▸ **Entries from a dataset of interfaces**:
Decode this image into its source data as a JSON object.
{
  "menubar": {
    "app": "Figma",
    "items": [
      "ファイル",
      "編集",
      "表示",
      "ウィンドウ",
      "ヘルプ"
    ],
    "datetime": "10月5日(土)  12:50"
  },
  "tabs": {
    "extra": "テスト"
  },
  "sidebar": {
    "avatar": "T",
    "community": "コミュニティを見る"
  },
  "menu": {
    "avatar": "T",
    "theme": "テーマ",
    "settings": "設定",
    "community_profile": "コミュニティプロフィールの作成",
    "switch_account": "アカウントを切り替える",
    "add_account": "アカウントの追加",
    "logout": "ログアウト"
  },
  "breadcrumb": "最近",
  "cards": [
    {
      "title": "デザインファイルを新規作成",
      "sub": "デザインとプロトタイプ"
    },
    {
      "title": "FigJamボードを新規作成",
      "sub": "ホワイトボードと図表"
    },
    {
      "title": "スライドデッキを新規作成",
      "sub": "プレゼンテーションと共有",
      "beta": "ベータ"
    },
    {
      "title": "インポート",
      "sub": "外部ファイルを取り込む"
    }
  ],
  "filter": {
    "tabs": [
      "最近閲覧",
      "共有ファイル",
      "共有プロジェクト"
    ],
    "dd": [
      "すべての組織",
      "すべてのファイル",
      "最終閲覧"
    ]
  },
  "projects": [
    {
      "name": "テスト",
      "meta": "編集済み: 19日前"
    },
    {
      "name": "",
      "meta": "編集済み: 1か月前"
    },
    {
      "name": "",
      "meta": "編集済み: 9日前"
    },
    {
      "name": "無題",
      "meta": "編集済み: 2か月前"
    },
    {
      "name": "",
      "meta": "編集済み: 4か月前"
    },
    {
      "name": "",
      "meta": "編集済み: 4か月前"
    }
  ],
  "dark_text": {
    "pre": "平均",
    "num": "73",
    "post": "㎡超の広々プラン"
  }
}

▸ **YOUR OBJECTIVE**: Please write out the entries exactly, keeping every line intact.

▸ **WRITTEN ANSWER**:
Decode this image into its source data as a JSON object.
{
  "menubar": {
    "app": "Figma",
    "items": [
      "ファイル",
      "編集",
      "表示",
      "ウィンドウ",
      "ヘルプ"
    ],
    "datetime": "10月5日(土)  12:50"
  },
  "tabs": {
    "extra": "テスト"
  },
  "sidebar": {
    "avatar": "T",
    "community": "コミュニティを見る"
  },
  "menu": {
    "avatar": "T",
    "theme": "テーマ",
    "settings": "設定",
    "community_profile": "コミュニティプロフィールの作成",
    "switch_account": "アカウントを切り替える",
    "add_account": "アカウントの追加",
    "logout": "ログアウト"
  },
  "breadcrumb": "最近",
  "cards": [
    {
      "title": "デザインファイルを新規作成",
      "sub": "デザインとプロトタイプ"
    },
    {
      "title": "FigJamボードを新規作成",
      "sub": "ホワイトボードと図表"
    },
    {
      "title": "スライドデッキを新規作成",
      "sub": "プレゼンテーションと共有",
      "beta": "ベータ"
    },
    {
      "title": "インポート",
      "sub": "外部ファイルを取り込む"
    }
  ],
  "filter": {
    "tabs": [
      "最近閲覧",
      "共有ファイル",
      "共有プロジェクト"
    ],
    "dd": [
      "すべての組織",
      "すべてのファイル",
      "最終閲覧"
    ]
  },
  "projects": [
    {
      "name": "テスト",
      "meta": "編集済み: 19日前"
    },
    {
      "name": "",
      "meta": "編集済み: 1か月前"
    },
    {
      "name": "",
      "meta": "編集済み: 9日前"
    },
    {
      "name": "無題",
      "meta": "編集済み: 2か月前"
    },
    {
      "name": "",
      "meta": "編集済み: 4か月前"
    },
    {
      "name": "",
      "meta": "編集済み: 4か月前"
    }
  ],
  "dark_text": {
    "pre": "平均",
    "num": "73",
    "post": "㎡超の広々プラン"
  }
}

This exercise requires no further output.